Anyways, eating a whole bag of treats or a bottle of oil is not a recipe for a happy stomach, so your dog is likely to feel pretty ill from ingesting large amounts of CBD all at once. But rest assured, there’s no reason to be overly scared. While CBD products could cause these harmful side effects, it’s nothing that can’t be taken care of.
If your dog develops any symptoms from taking too much CBD, they will likely be:
- Urinary incontinence
- Ataxia (coordination issues/drunk like state)
- Hyperesthesia (hyper-sensitivity/overwhelming sensations)
If you start to notice a sudden onset or uptake in any of the above, the best thing to do is comfort your dog and call your veterinarian.
Again, serious cases of these symptoms are unlikely, but the ASPCA’s Animal Poison Control Center has reported an increase in calls about CBD and other cannabis consumption by dogs. If your dog is showing any signs of illness following an overly large dose of CBD, always take them immediately to the vet. A more significant reaction may require IV fluids, antiemetic, or specialist nursing care.
Although, the best-case scenario would be not getting to this point at all. As such, there are measures you can take to prevent this from occurring.
How can I prevent my dog from taking too much CBD?
You should always take precaution and review safety considerations before putting your dog on any new supplement or treatment. In the case of CBD, here are some safeguards you can take to reduce any chances of accidental CBD overdrive.
Administering appropriate dosage as much as possible based on your dog’s weight and pain level;
Starting with a low CBD dosage and slowly building a bit more if needed over time. Studies on using CBD for dogs with arthritis or seizures start with a lower dose of about 1-2 mg per pound of bodyweight, twice daily;
Never exceeding the highest recommended dosage; and,
Hiding the CBD out of reach from your dog.
Scientific research is still being conducted, but the general consensus so far is that CBD is safe and well-tolerated by dogs according to most anecdotal testimonials. It’s been raved about for its healing, calming, and anti-inflammatory properties by dog owners everywhere.

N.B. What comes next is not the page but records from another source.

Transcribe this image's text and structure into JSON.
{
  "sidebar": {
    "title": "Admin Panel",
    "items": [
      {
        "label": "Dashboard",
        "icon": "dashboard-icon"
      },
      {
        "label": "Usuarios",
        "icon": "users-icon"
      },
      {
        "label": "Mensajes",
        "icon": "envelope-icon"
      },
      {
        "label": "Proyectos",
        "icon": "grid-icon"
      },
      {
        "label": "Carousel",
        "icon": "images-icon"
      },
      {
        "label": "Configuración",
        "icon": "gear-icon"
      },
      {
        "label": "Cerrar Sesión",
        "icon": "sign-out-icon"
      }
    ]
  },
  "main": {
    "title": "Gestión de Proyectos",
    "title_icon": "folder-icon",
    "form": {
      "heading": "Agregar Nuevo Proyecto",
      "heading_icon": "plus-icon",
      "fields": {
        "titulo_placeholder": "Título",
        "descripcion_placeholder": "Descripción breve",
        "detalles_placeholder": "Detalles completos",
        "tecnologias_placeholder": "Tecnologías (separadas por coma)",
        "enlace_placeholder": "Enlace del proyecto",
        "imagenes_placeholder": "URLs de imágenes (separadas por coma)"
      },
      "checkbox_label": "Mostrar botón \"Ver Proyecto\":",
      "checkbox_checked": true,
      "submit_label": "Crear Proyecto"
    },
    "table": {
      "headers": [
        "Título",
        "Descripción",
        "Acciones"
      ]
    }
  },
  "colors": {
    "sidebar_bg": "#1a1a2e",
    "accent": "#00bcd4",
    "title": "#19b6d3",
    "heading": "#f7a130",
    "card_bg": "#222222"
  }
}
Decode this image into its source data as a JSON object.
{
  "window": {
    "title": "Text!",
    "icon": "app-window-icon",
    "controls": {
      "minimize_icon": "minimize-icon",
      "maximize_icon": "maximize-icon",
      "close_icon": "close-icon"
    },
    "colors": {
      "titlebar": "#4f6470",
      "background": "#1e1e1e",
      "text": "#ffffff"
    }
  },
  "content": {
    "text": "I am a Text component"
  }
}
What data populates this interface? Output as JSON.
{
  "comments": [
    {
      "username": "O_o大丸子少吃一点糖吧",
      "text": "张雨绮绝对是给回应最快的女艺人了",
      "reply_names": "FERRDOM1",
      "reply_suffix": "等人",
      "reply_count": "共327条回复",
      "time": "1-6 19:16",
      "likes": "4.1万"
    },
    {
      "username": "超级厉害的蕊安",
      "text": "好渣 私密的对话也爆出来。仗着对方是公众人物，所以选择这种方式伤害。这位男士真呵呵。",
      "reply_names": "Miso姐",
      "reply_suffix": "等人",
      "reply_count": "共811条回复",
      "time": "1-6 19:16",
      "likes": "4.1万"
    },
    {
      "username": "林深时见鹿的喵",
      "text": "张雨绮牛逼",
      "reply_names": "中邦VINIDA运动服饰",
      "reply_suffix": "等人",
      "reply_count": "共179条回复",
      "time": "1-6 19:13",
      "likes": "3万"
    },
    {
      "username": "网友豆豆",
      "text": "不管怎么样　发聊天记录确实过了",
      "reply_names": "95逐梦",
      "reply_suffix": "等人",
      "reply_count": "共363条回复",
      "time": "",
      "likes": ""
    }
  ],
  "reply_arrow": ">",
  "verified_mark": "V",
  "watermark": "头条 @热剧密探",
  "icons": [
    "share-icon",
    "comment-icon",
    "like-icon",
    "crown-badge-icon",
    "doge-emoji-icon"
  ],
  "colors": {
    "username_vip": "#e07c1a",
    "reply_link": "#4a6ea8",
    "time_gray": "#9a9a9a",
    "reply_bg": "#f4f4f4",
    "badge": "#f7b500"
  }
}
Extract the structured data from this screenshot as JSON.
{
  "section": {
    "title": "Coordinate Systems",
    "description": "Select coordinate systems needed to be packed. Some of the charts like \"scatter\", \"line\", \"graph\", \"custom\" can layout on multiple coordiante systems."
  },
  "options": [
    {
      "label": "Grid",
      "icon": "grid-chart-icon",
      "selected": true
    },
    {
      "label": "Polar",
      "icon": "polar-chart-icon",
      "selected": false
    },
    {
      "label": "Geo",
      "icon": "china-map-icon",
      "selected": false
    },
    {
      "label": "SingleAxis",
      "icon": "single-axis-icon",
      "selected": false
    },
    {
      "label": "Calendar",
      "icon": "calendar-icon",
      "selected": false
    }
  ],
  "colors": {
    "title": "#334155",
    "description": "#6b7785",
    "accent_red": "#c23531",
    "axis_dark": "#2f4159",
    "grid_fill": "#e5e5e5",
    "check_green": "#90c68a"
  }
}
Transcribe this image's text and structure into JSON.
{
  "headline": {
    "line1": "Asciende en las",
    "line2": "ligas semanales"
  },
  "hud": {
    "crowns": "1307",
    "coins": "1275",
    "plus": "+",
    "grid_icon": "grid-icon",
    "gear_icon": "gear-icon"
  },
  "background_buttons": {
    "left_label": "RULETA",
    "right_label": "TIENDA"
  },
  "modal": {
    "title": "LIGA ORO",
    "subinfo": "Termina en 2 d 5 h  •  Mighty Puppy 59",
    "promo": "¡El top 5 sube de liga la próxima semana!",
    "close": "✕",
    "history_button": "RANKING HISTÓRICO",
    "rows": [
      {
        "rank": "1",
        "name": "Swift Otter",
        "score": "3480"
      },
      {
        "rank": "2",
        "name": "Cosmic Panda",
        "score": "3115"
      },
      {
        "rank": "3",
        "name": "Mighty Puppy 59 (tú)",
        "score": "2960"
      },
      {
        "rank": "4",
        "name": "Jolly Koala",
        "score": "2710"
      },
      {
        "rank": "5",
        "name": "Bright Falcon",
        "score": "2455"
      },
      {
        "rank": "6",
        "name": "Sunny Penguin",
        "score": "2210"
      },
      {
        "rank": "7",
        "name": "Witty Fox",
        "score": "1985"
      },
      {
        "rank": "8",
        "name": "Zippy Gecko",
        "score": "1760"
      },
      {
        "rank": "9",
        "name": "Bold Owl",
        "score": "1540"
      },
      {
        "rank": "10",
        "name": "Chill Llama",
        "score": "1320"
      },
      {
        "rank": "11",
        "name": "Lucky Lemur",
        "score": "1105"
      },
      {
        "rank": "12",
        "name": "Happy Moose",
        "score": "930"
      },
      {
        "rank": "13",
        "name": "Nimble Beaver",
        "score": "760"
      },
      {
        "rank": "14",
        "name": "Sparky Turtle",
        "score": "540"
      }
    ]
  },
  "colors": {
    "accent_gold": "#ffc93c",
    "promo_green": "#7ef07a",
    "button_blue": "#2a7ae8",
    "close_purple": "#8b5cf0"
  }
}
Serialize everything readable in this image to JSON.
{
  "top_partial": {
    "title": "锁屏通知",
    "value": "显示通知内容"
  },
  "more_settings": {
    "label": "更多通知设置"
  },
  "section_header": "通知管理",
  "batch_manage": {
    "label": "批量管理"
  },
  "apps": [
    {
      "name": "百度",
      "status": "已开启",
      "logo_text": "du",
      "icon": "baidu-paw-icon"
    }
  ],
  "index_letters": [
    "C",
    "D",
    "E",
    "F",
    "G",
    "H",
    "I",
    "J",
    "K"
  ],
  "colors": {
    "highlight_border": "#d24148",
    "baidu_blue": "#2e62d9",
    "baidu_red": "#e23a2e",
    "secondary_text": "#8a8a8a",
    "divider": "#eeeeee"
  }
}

Because the CBD market isn’t well regulated yet, it’s up to you as a dog owner to take matters into your own hands as much as possible. Do your research and proceed with caution. Other derivatives that aren’t always listed on a label can be toxic for dogs. Look for CBD oil specifically derived from hemp with very low levels of THC and when in doubt, go to your vet.